Not only is the creator economy a new advent since the last major economic downturn in 2008, but many working in the field are also relatively new to the workforce. A recession will be the first of their working lives.
While entering uncharted economic territory may cause apprehension, many creators may find the trade skills they’ve developed leave them better equipped to weather the storm than less agile entities.
Here’s why creators could come out ahead, even in a downturn.
Creators Are the Ultimate Adapters
When it comes to how businesses fare in a recession, size matters.
Plummeting stock values and rising interest rates can pummel global enterprises and wreak havoc on national economies, but smaller businesses are often better positioned to pivot as needed. Low overhead and lean operations make it easier to adapt to shifting economic circumstances. And creators are the ultimate small business people — as recent history shows.
As layoffs mounted and physical businesses were forced to shut down in the early days of the pandemic, legions of entrepreneurs moved to a digital marketplace, the vast majority of whom were solopreneurs or running small teams. Whether pivoting an existing business or starting from scratch, we saw these entrepreneurs rework their entire operations almost overnight and enter the creator space from some unlikely angles. Clothing designers sold handmade masks online, local restaurants advertised menus for pick-up or delivery on social media, and influencers doubled down on creating engaging and entertaining content that caught the attention of brands.
In the process, these entrepreneurs have laid a strong foundation to withstand future economic shocks. Surviving a recession used to require deep pockets and rock-solid business connections, but the economy has changed to favor small and nimble operations that can pivot as demands change. No one is better positioned to do that than creators who, by and large, have built their careers listening to the needs of their communities and providing value accordingly.
Creators Aren’t Part of The Global Supply Chain — And That’s A Good Thing
We’ve seen over the past couple of years how disruptions in the global supply chain can affect the economy — the reverse is also true. Inflation and rising fuel prices can have a big impact on businesses that trade in physical goods, those that trade in content and ideas, however, won’t be impacted nearly as much.
One advantage creators have is the ability to monetize their ideas and knowledge in addition to, or instead of, physical goods. The explosion in online coaching, whether in the realm of health and fitness, mental health or career, is one example where creators have built thriving businesses based on skill and knowledge. Meanwhile, writers have built and monetized audiences through newsletter subscriptions and musicians earn money through sites like Patreon or partnerships with Spotify.
While it’s true a decline in consumer purchasing could affect creators who depend on paying clients or community contributions, many will be able to offset losses by expanding their reach to more followers and implementing new monetization tools, like virtual tips and NFTs.
Creators in the knowledge and service space also have the advantage of tapping into their existing communities to identify opportunities to expand their offerings, whether that’s online courses, group coaching or custom art projects. The trick for creators, regardless of macroeconomics, is to stay focused on building their own niche and nurturing the communities they’ve built.

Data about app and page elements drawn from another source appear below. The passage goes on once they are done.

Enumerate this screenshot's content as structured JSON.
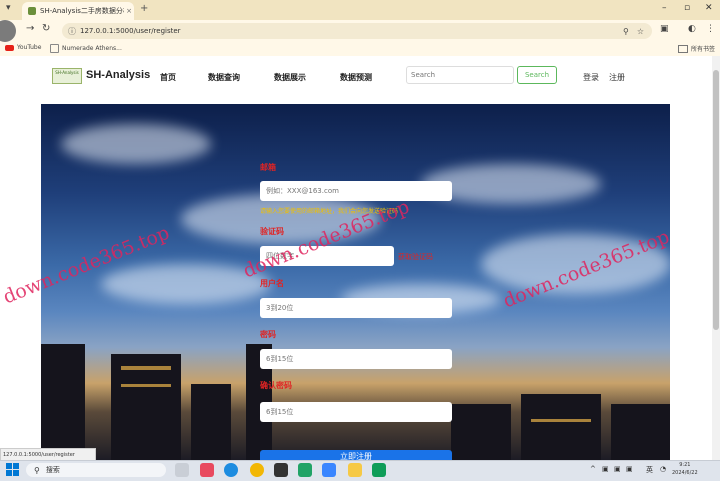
{
  "browser": {
    "tab_title": "SH-Analysis二手房数据分析",
    "url": "127.0.0.1:5000/user/register",
    "bookmarks": [
      "YouTube",
      "Numerade Athens..."
    ],
    "all_bookmarks": "所有书签",
    "status_url": "127.0.0.1:5000/user/register"
  },
  "site": {
    "logo_text": "SH-Analysis",
    "brand": "SH-Analysis",
    "nav": [
      "首页",
      "数据查询",
      "数据展示",
      "数据预测"
    ],
    "search_placeholder": "Search",
    "search_button": "Search",
    "login": "登录",
    "register": "注册"
  },
  "form": {
    "email_label": "邮箱",
    "email_placeholder": "例如：XXX@163.com",
    "email_hint": "请输入您要使用的邮箱地址，我们会向您发送验证码",
    "code_label": "验证码",
    "code_placeholder": "四位数字",
    "code_button": "获取验证码",
    "username_label": "用户名",
    "username_placeholder": "3到20位",
    "password_label": "密码",
    "password_placeholder": "6到15位",
    "confirm_label": "确认密码",
    "confirm_placeholder": "6到15位",
    "submit": "立即注册"
  },
  "watermark": "down.code365.top",
  "taskbar": {
    "search": "搜索",
    "ime": "英",
    "time": "9:21",
    "date": "2024/6/22"
  },
  "colors": {
    "label_red": "#e02424",
    "hint_yellow": "#f0c000",
    "submit_blue": "#1a73e8",
    "search_green": "#5cb85c",
    "watermark_pink": "#e0245e"
  }
}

Creators Can Build a More Equitable Marketplace
Downturns inevitably cause belt-tightening and the creator sphere is not exempt. Large brands may pull back on partnerships for campaigns for instance, and if social media platforms face a decline in ad revenue, they may have less to contribute to creator funds.
However, rather than hinder, these setbacks could actually accelerate the evolution of the creator economy. Right now, only a small percentage of creators — roughly 12% — make more than $50,000 a year from their content. A large number of those creators do so by competing for the same contracts from a handful of global brands. A downturn that causes bigger companies to pull back on creator spending could actually result in the acceleration of the peer-to-peer economy. With the advent of Web3 and blockchain, creators have more tools than ever to monetize directly from their community. A peer-to-peer economy based on genuine shared goals and interests between creators and their audiences, could even the playing field and help the industry mature into something more authentic.
Economic downturns come with obvious hardships — and the creator economy won’t be entirely immune. For one thing, creators may face increased competition if we see more people enter the space out of necessity. But creators are in a position to not only navigate the changing economy but to potentially find themselves in a better place if they stay nimble and tuned into their communities.